Other reasons he chose that candidate:
  • a strong trunk that would lend itself well to the image of a mature tree;
  • an upright line that would fit the natural growth pattern of a wild spruce;
  • a trunk base with a round cross-section, which suggested the presence of a well-rounded root system;
  • there was no single dominating feature, which meant more styling options were open.
An important first consideration in styling: what about this tree can be changed, and what can’t? For example, a branch’s position can be changed, but not its point of attachment.

Spruce can stand to have more foliage removed at one time than a juniper can, but less than a pine will tolerate. The best time to prune spruce is in mid-late summer; the best time to wire them is in the fall.

To some degree, you can get away with a procedure at the “wrong time” if you provide good enough aftercare: more light, partial shade, higher ambient humidity, whatever may be needed.

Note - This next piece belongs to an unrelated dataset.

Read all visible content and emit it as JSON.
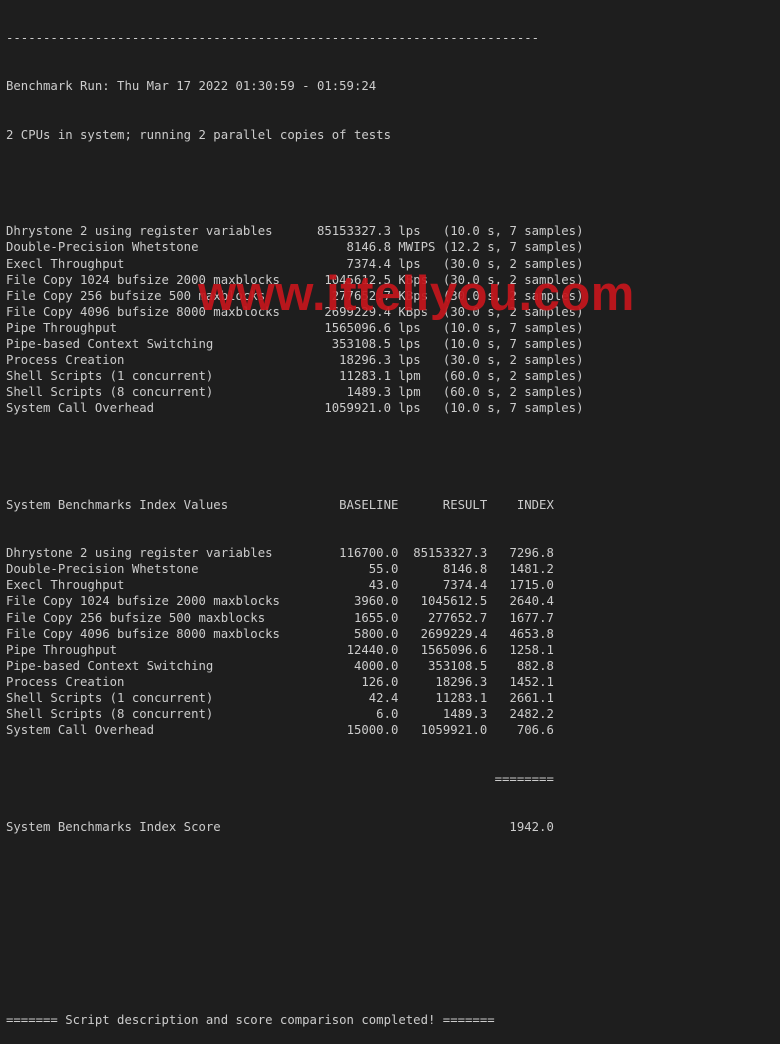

Pruning is more important than wiring in determining a tree’s shape.

When pruning, remember that inner foliage is not acclimated to full sun and may sunburn easily. Best to retain some extra, sun-tolerant foliage on a keeper branch, to make sure photosynthesis keeps going while the inner foliage adjusts. Once the inner foliage hardens, the extra can be removed.

When selecting branches to keep, try to visualize, as best you can, how they will bulk up over the next 5-10 years.

Before you cut back a keeper branch at all, make sure that there are healthy buds remaining among the needles that will be left. (This is most important when pruning needled conifers, but can make a difference with other conifers too.)

Once major branches are positioned, you can see which secondary branches are needed and which can be removed; then you can do the same with tertiary branches.

Peter recommends organic fertilizers, primarily for two reasons. First, he says, they enrich the soil itself and thus support the microbiota that help a tree flourish. Second, if a tree adapts to frequent heavy doses of fertilizer, the roots have no reason to spread very far.

Thanks, Peter!

:-)  :-)  :-)


  1. This is a very interesting post Steve and some tree. Thanks.

    1. You're welcome, Mike. It was hard to see at first how Peter would get a tree-like image out of it -- it looked like an amorphous fuzzy green mass! He did a fine job!

      I'd like to hear any feedback he has on this post, but that's up to him, of course.